Fire History and Ecology

Repeated surface fires cause a sequence of overlapping wounds.
Repeated surface fires cause a sequence of overlapping wounds. The heat-killed wood tissues extend into the annual rings, which can be dated to the calendar year, as shown in this tree cross-section from Bandelier National Monument.

Fire is a keystone process in most forest ecosystems in the American West. As land managers grapple with the complexity of issues accompanying ecosystem restoration and management, fire histories can help them understand natural fire regimes and how they affected and maintained wildland ecosystems before Europeans settled the region (Allen 2002b).

Working with collaborators Tom Swetnam of the University of Arizona Laboratory of Tree-Ring Research, Scott Anderson of Northern Arizona University, and others, USGS scientist Craig Allen has been developing landscape-level fire histories in the Jemez and Sangre de Cristo Mountains of northern New Mexico (Allen 2002a). These histories are compiled using charcoal deposits from bogs, historic fire suppression records, and tree-ring reconstructions of fire and precipitation. Allen also conducts collaborative research on the ecology of modern fires, including follow-up studies on the effects of the 1977 La Mesa Fire (Allen 1996) and ongoing work on tree growth, nitrogen-cycle/fire interactions, and fire effects on elk and Mexican spotted owls.

Charcoal sediments from a 5 m core collected from Alamo Bog in the central Jemez Mountains indicate essentially continuous fire activity dating back almost 9,000 years. Charcoal is absent in the top 25 cm of the core, which represents the years since about 1880. This is the biggest fire gap in this long charcoal record (Brunner-Jass 1999). Similar charcoal records are now being developed from other bog and lake sites in the southern Rocky Mountains.

About 5,200 historic fires have been mapped in the Jemez Mountains for the period 1909-1996 from administrative records of local land-management agencies. Records show that lightning caused 75 percent of these recorded fires. The high frequency of lightning ignitions leaves climate and fuel conditions as the main drivers of fire dynamics in the Southwest (Allen 2002b).

Thousands of fire scars from more than 600 dated tree-ring samples show that, prior to about AD 1900, intervals between surface fires ranged from 5 to 25 years across much of the Jemez Mountains (Allen et al. 1998). Although variation in past fire regimes depended upon local conditions, fire activity commonly occurred over extensive areas.

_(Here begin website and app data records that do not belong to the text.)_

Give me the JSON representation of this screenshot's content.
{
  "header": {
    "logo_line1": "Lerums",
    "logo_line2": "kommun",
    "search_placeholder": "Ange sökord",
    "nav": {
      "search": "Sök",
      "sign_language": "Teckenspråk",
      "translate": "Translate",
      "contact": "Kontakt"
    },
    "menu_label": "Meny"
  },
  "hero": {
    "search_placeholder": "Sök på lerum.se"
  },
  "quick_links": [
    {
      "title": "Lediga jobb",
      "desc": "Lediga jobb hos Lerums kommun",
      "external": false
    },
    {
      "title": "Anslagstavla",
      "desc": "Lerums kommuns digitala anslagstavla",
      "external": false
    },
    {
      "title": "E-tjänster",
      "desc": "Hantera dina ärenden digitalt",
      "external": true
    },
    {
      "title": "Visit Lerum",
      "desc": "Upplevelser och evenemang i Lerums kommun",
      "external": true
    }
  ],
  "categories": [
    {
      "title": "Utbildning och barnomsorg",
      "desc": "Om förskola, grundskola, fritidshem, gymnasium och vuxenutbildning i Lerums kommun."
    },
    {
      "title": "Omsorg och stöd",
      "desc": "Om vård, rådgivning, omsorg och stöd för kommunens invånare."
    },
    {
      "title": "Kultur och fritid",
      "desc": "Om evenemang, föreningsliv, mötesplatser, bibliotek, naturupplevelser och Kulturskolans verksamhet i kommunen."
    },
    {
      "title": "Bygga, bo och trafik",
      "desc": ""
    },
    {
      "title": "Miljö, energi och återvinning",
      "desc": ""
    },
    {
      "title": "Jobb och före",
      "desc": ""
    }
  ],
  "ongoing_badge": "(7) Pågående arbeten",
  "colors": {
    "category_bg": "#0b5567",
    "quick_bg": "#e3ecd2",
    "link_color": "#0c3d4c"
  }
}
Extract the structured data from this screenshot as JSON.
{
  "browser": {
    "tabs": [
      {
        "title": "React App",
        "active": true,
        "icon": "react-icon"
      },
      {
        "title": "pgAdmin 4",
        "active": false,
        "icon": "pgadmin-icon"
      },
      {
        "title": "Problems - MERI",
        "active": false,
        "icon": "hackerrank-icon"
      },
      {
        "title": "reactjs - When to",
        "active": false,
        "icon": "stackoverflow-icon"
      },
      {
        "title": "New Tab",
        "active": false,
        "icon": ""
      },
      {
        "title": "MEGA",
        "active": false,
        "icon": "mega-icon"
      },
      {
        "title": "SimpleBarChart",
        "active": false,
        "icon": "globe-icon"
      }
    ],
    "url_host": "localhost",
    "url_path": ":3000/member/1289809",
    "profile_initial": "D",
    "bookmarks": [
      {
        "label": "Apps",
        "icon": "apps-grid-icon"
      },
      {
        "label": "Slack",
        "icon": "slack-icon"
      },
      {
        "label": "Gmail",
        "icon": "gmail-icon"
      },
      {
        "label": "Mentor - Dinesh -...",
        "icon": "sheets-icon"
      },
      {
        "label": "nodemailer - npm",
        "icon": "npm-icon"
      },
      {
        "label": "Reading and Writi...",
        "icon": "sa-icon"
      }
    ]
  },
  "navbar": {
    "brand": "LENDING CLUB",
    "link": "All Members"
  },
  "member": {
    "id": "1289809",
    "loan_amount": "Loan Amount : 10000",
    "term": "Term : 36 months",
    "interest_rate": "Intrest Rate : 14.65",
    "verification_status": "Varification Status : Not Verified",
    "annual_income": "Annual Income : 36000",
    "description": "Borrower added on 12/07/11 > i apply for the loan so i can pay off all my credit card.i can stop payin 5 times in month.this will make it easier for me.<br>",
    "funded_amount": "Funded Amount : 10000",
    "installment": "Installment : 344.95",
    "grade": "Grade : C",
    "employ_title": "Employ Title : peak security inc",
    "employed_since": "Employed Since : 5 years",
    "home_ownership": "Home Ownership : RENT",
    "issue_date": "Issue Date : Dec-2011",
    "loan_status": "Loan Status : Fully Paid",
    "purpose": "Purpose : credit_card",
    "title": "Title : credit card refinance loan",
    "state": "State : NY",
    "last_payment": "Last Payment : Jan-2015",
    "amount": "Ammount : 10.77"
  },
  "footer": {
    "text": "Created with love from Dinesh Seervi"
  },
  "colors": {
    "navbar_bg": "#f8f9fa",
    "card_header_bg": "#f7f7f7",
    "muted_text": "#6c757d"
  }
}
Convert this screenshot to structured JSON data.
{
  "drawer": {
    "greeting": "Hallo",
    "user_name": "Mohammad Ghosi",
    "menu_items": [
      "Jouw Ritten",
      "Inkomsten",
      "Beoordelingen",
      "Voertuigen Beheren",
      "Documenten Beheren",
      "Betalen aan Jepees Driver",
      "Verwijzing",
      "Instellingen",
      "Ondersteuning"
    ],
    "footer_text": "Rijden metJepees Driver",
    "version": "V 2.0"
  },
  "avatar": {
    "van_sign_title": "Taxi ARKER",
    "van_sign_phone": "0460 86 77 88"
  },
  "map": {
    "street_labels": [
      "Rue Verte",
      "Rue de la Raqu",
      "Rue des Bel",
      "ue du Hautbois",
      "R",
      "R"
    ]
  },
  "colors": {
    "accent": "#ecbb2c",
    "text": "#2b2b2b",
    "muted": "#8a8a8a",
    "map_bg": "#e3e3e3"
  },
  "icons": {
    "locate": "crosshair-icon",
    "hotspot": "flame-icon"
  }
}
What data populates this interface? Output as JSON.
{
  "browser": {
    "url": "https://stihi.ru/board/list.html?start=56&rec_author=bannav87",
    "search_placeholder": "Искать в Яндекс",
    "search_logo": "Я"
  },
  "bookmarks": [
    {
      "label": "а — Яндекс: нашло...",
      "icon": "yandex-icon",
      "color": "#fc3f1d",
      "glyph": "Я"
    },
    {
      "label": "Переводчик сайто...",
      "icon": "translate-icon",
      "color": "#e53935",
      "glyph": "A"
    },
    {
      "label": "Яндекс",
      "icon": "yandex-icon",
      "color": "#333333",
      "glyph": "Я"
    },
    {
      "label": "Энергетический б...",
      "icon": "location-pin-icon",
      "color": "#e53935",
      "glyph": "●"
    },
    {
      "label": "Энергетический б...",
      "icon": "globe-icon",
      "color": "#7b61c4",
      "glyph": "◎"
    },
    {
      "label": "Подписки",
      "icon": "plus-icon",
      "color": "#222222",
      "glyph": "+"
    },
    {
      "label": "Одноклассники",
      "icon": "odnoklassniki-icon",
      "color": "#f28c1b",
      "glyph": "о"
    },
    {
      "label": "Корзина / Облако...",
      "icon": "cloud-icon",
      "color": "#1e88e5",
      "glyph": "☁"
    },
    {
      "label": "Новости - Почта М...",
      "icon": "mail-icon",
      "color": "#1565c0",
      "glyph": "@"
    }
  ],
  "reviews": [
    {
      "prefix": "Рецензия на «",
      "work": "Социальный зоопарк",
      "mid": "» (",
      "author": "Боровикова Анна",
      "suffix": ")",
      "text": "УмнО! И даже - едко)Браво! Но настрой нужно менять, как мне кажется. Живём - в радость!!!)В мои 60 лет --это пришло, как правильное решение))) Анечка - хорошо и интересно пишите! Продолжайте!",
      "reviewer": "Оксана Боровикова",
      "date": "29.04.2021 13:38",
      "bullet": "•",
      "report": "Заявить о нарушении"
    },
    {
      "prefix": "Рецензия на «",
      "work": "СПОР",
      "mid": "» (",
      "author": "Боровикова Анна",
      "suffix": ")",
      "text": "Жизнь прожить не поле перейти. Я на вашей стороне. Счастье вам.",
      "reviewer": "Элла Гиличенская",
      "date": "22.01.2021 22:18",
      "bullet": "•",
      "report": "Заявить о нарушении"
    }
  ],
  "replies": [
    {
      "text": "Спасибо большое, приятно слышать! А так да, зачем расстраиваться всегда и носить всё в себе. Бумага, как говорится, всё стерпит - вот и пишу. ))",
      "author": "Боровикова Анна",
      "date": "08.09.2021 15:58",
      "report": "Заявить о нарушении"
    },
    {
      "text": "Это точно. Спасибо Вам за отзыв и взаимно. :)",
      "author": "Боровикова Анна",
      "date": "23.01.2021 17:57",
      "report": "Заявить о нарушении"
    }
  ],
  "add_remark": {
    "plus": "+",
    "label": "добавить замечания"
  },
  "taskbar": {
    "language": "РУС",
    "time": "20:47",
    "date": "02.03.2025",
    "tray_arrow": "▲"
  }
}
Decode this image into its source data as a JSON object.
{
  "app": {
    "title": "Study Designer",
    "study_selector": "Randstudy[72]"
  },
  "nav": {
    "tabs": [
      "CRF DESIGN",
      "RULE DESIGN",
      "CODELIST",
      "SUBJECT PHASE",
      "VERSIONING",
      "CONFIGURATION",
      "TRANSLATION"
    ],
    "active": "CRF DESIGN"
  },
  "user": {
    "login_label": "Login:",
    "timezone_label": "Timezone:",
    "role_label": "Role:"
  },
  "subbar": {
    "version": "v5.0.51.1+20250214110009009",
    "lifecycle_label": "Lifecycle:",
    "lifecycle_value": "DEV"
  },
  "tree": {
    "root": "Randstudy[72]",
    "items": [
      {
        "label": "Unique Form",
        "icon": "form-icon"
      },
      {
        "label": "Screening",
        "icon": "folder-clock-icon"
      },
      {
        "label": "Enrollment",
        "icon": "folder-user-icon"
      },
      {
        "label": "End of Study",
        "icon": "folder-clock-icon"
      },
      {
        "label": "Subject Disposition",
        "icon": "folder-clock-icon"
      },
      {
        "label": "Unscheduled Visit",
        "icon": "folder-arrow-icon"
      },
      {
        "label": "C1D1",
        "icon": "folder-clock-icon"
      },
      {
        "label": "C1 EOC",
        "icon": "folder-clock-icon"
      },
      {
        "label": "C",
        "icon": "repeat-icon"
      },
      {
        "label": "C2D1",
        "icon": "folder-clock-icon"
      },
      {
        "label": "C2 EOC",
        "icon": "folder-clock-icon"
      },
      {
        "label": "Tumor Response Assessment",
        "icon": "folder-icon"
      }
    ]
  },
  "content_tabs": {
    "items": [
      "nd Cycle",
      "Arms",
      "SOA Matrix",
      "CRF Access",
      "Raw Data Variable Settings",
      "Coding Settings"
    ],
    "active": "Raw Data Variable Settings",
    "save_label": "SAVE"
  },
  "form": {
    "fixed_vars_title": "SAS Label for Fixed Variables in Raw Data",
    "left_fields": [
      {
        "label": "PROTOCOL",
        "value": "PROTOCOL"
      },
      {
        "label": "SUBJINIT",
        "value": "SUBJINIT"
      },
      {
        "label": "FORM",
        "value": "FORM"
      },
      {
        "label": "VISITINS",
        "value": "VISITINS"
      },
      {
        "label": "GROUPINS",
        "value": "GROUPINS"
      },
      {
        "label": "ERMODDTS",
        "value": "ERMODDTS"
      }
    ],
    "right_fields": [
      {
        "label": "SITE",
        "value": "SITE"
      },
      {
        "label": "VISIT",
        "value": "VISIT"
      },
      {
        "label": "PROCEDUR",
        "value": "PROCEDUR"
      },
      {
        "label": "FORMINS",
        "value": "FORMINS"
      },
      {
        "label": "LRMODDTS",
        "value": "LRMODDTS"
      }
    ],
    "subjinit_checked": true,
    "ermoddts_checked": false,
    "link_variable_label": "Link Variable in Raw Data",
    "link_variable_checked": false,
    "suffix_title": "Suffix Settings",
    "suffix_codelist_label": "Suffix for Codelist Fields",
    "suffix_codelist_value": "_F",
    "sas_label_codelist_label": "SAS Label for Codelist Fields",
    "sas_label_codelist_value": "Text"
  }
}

Major fire years were clearly associated with drought conditions, while wet periods recorded little fire activity.

View looking northwest at the Cerro Grande Fire, May 10, 2000, as it burned toward Los Alamos, NM.
View looking northwest at the Cerro Grande Fire, May 10, 2000, as it burned toward Los Alamos, NM.

Scientific characterizations of fire histories and associated vegetation changes from the Jemez Mountains are being used to support restoration of less hazardous and more sustainable ecological conditions in the forests of this region (Allen et al. 2002). Nearby land managers using this information for forest thinning and prescribed burning projects include the National Park Service, Los Alamos National Laboratory, USDA Forest Service, Valles Caldera National Preserve, Bureau of Land Management, Los Alamos County, and the City of Santa Fe, as well as a number of Native American pueblos. In addition, this fire history research has helped provide impetus to the ongoing establishment of the Jemez Mountains as one locus for the national Fire Learning Network coordinated by The Nature Conservancy.Abrupt declines in fire frequency occurred throughout the Jemez Mountains in the late 1800s, likely due to overgrazing-induced suppression of surface fires as livestock ate the grassy surface fuels. After 1910, active fire suppression began in earnest, and nearly a century of suppression has led to landscape-wide buildups of woody fuels. As a result, the frequency and severity of wildfire activity has been escalating. In particular, the size of stand-replacing crown fires has increased markedly in most forest types. The prevalence of drought conditions across the Southwest since 1996 has exacerbated the severity of recent fires.